"There's no hurry."
That can be a very demotivating statement. All the pressure to write is self-induced. No one is clamoring from the outside. It is all inner directed.
Anyway, I'm going to try to finish Tuskers II this week.
I have decided that I will give it the full treatment. That is, send Tuskers I and II off to my editor while I write Tuskers III -- if I can find a reasonable way to pay for it. Each of these books are going to be around 50K words when they are done, so about 2/3rds my smaller books, and half my bigger books.
Why the full treatment?
Because I'm going to be publishing The Dead Spend No Gold in the next month or so, and I think putting out a book more often than every 4 or 5 months is too much.
So I may as well do the job properly.
I was thinking about why these books are smaller than usual. Mostly, it's because I'm pushing to the end without a lot of intervening chapters.
So, for instance, in Tuskers II, I have them capturing a industrial tycoon who has a formula they want. They try to befriend him, coax the formula out of him, and then they finally resort to torture.
So all that could be shown, a chapter where they try to befriend him, a chapter where they try persuasion, and then finally the chapter where they resort to torture.
So what I do instead is go straight for the torture scene and simply tell you about the earlier efforts.

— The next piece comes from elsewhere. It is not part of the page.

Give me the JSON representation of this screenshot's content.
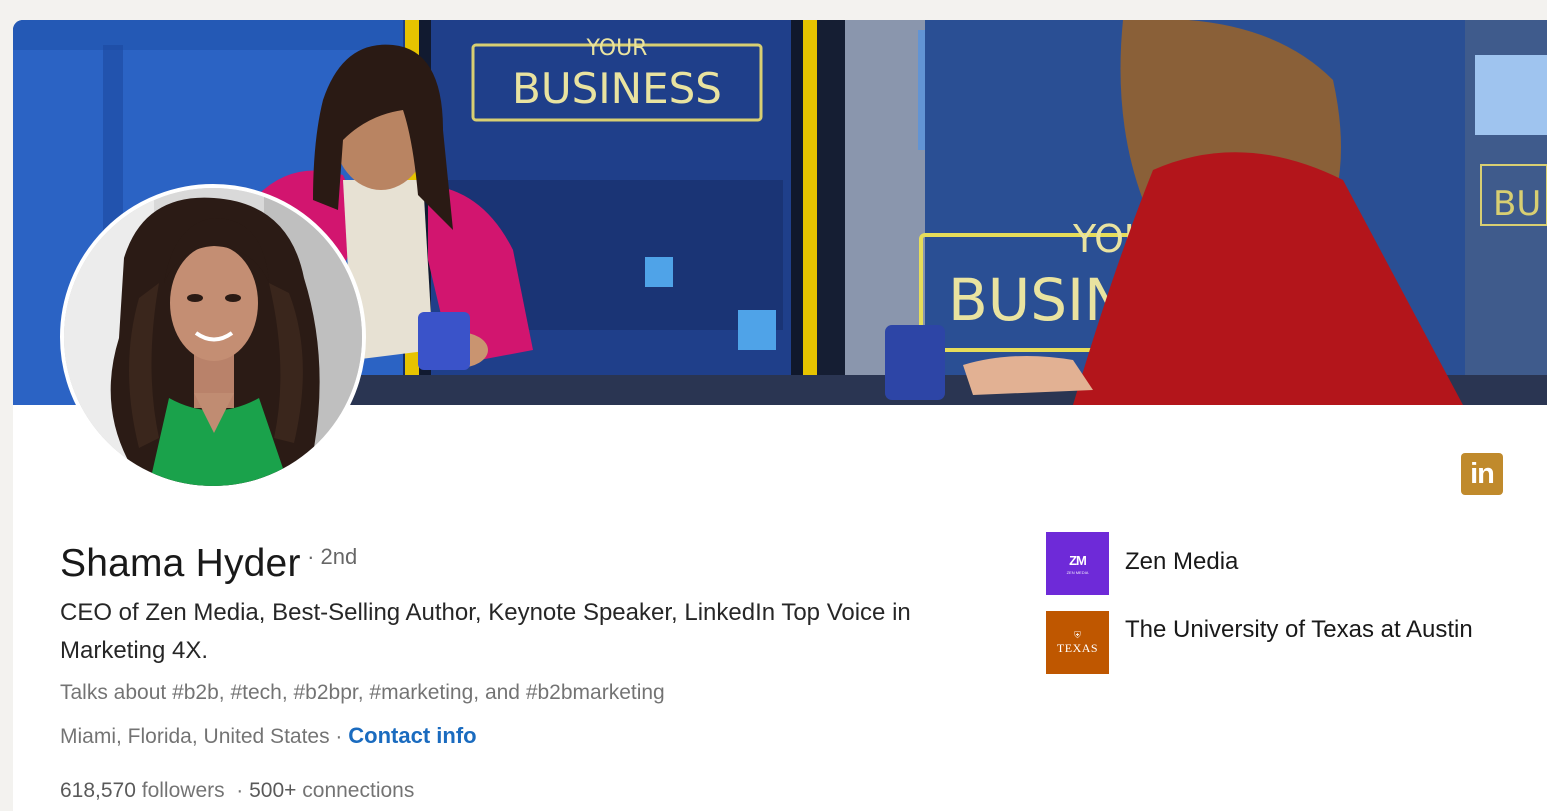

Is this the right was to do it?
For this book, I think yes. The whole point of the effort is to be lean and mean and straight to the point. Action driven, cliff-hanger, condensed and hopefully evocative in shorter spurts.
By the time I flesh it out, I suspect it will be more developed than it is now. Which it also probably needs.
I've been diligent so far in releasing only the material that has been fully worked out. I think I probably should continue doing that.
After all, there is no hurry.
1 week ago